By Jeff Warren, Public Lab Organization Administrator
MuseScore is a leading free and open source music notation software for Windows, Mac and Linux. It is easy to use and makes beautiful sheet music. MuseScore is cross-platform, multi-lingual, open source and licensed under GPLv2. It features an easy to use WYSIWYG editor with audio score playback for results that look and sound beautiful. It supports unlimited staves with up to four voices each, dynamics, articulations, lyrics, chords, lead sheet notation, import/export of MIDI and MusicXML, export to PDF and WAV, plus online score sharing.
We have two students working with us this summer.
Improved MIDI import - Andrey Tokarev will work on more accurate, assisted MIDI importing in MuseScore.
MuseScore in the browser - Kyle Messner will work on compiling the MuseScore core library with Emscripten to visualise and transpose scores in the browser.
By Thomas Bonte, Co-founder & CEO MuseScore
“GCI (the contest itself) was easily the most rewarding experience I've ever had - coding for a FLOSS project, with mentors that were always there to help me was challenging and fun. And the best part was seeing the code I had actually written live on the official project repositories. About the trip, it was amazing to be in the so-called "Silicon Valley", at the heart of one of the most important IT companies! The experience of visiting the Googleplex and attending speeches from experts will certainly last in my memory for my lifetime. I especially enjoyed "designing" a file transfer protocol with the other students on a whiteboard.” -- Nicolás Satragno, Argentina
"Most awesome birthday ever! One probably cannot imagine the feeling of celebrating a birthday at the other side of the globe, on a boat with Googlers, going beneath the Golden Gate Bridge, while speaking with 19 other cohorts about all kinds of top-tier computer-related stuff and them actually understanding it. It's amazing." -- Vladimir Angelov, Bulgaria
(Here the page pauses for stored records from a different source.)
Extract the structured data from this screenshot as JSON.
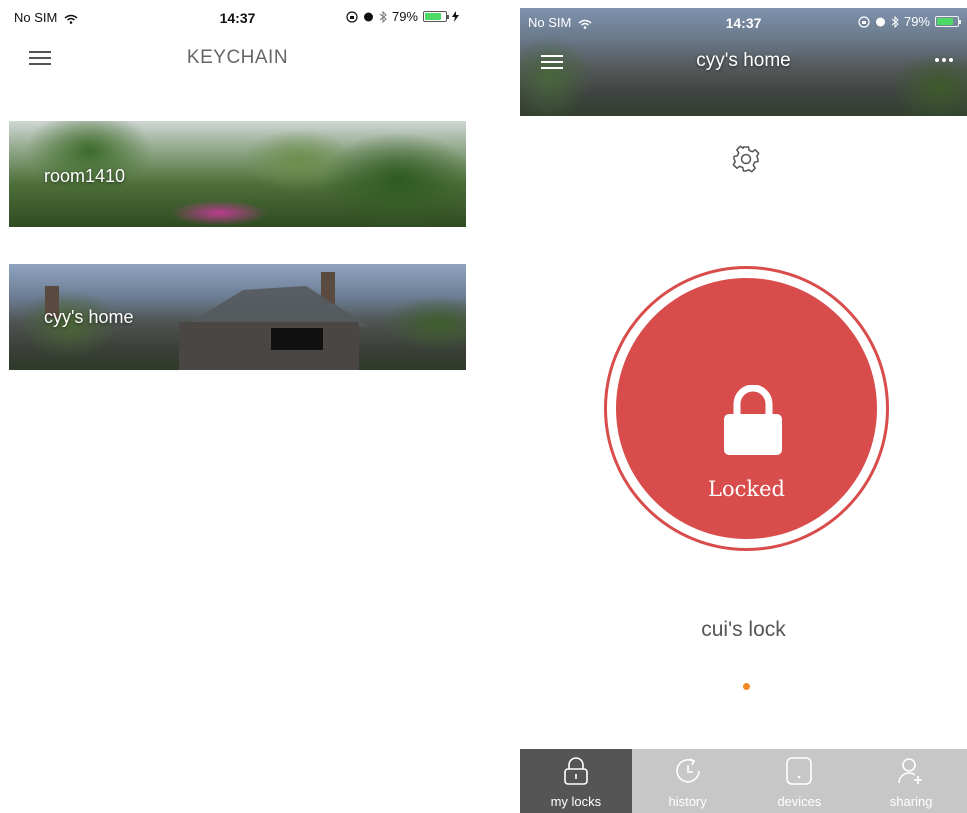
{
  "left": {
    "status": {
      "carrier": "No SIM",
      "time": "14:37",
      "battery": "79%"
    },
    "nav_title": "KEYCHAIN",
    "cards": [
      {
        "label": "room1410"
      },
      {
        "label": "cyy's home"
      }
    ]
  },
  "right": {
    "status": {
      "carrier": "No SIM",
      "time": "14:37",
      "battery": "79%"
    },
    "header_title": "cyy's home",
    "lock_state": "Locked",
    "lock_name": "cui's lock",
    "tabs": [
      {
        "label": "my locks",
        "icon": "lock-icon"
      },
      {
        "label": "history",
        "icon": "history-icon"
      },
      {
        "label": "devices",
        "icon": "device-icon"
      },
      {
        "label": "sharing",
        "icon": "add-user-icon"
      }
    ]
  },
  "colors": {
    "lock_red": "#d94c4c",
    "page_dot": "#f08a24",
    "tab_active": "#555555",
    "tab_bar": "#c7c7c7",
    "battery": "#4cd964"
  },
  "battery_level": 0.79
}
“Although it wasn't my first exposure to open-source development, it was the most rewarding open-source collaboration to date (not even considering the grand prize it resulted in). I met interesting and new people, and even learned an entirely new framework out of it (Qt). But then I had the grand prize trip. So far, it was the best four days of my life. I got to experience the headquarters of a company I've always loved and hope to work for one day. I met other kids like myself from all over the world. I listened to and spoke with brilliant and passionate engineers. So thank you for creating a program to get teens like me more involved with open-source development, and for creating such a fun and rewarding trip.” -- Drew Gottlieb, USA